Nature and Environment Education - SCHOOL PROGRAMS - LORA (PARROT)
Bonaire's Lora, the yellow-shouldered Amazon parrot (Amazona barbadensis) is an endangered species found only here on our island and a few other places. The Lora used to live on Aruba but because of persecution is now extinct from there. The Lora is primarily green, but when one stretches its wings, you can see the beautiful feathers there in green, red, blue, and yellow.
Group of Loras live in the woods and, at the north side of our island, in the rock. Washington Slagbaai National Park is the most important area for the Loras.
Loras fly in pairs or in large groups, seeking food just after sunrise and before sunset. Loras eat the fruits of the Kadushi, Shimaruku, Palu di Boneiru and the Watapana plants. They also love the fruits of Mango and Papaya trees, one of the reasons why some gardeners don’t like Loras. Living on Bonaire is not always easy for these birds -- often there is not enough food and water. In 1978 about 200 Loras starved to death.
Loras gather in their resting areas just before the sun goes down, and stay put for the evening. Although they can squawk/scream really loudly, they’re usually quiet during the day, perched on a tree branch in the shadows.
Loras nest between February and September. Their nests are made in holes in trees, in rocks and some times in kadushi (cactus) . They lay two to four eggs. As the female sits on the eggs, the male keeps watch and brings food for the family. After 24 days the chicks hatch, and the female joins her mate in feeding them. The chicks begin to fly after four weeks, and they fly with their parents for several weeks after that.
The chance for the chicks to survive to nest themselves is, unfortunately, low. Rats, cats and other birds eat the eggs, but the biggest threat to Bonairean Loras is human beings. They take the chicks out of their nests to sell; too many of our Loras are illegally sold in other parts of the world such as Curaçao, Aruba, Europe, and the U.S. As of this writing there are more Loras in captivity on Bonaire than in the wild.
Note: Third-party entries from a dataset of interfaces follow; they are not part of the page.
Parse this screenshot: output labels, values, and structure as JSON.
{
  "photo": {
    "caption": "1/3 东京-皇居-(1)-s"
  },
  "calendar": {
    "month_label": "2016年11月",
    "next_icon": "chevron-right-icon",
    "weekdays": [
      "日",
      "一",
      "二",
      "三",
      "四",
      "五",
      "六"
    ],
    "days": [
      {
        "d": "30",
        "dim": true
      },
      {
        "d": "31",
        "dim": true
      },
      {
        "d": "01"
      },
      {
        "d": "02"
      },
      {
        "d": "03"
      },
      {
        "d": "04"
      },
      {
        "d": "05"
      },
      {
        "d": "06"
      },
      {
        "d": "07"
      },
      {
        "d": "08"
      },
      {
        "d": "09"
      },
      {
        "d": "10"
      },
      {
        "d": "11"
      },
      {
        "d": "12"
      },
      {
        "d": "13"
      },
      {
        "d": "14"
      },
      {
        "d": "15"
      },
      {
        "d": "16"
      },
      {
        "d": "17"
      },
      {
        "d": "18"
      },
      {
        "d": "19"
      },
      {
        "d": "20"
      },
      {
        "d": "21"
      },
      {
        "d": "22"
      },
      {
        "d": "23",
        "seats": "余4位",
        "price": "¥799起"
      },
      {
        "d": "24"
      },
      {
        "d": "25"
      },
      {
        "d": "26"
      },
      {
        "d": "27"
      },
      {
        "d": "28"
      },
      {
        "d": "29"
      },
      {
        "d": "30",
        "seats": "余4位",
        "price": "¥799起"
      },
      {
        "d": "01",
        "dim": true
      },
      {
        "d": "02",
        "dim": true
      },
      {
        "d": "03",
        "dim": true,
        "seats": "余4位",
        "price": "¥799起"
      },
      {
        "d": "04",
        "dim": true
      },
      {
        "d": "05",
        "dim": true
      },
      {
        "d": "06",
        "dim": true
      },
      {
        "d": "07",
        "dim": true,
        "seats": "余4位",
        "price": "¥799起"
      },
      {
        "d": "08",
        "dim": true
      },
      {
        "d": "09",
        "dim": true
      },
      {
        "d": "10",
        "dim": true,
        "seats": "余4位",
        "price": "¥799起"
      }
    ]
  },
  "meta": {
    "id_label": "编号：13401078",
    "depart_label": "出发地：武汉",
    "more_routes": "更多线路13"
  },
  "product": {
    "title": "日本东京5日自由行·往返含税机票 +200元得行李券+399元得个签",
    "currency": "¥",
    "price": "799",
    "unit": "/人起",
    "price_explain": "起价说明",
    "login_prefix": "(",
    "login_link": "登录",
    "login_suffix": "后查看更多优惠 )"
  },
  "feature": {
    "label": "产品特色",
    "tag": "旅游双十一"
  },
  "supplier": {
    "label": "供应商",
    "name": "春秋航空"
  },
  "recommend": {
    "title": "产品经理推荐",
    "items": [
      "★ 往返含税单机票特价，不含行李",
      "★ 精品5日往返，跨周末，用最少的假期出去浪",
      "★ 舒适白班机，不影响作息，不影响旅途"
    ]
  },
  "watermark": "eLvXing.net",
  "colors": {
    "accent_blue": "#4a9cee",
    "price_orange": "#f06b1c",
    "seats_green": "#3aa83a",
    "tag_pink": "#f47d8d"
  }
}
In Aruba, all the Loras were captured, shot, and poisoned in 1947. As a result of that, Loras have been protected in the Netherlands Antilles since 1952. It is not legal to capture, kill, sell, or keep these birds, their nests, or their eggs. The trafficking of Loras between countries is prohibited by an international agreement (CITES). Unfortunately, the laws are not yet working perfectly.
How can you help?
The Bonairean Lora
Yellow-shouldered parrot (lora) Population Numbers:
Due to the previous lack of expertise and resources, STINAPA Bonaire together with DROB and the foundation Salba nos Lora, has been carrying out roost counts on the island since the 80’s. These counts were designed mainly with the purpose of education and outreach for the general public, but the results cannot be used for island population estimates due to the lack of scientific rigor in the methodology. This lack of scientific rigor also explains the large difference in numbers obtained with this methodology throughout the years (from 216 birds in the year 1984 to 800 in the year 2010) as well as the much lower number of birds when compared to the new number (2700), which is the result of scientifically sound methodology and data analysis.
Results of Yearly Roost Counts organized by STINAPA Bonaire, DROB, and Salba Nos Lora: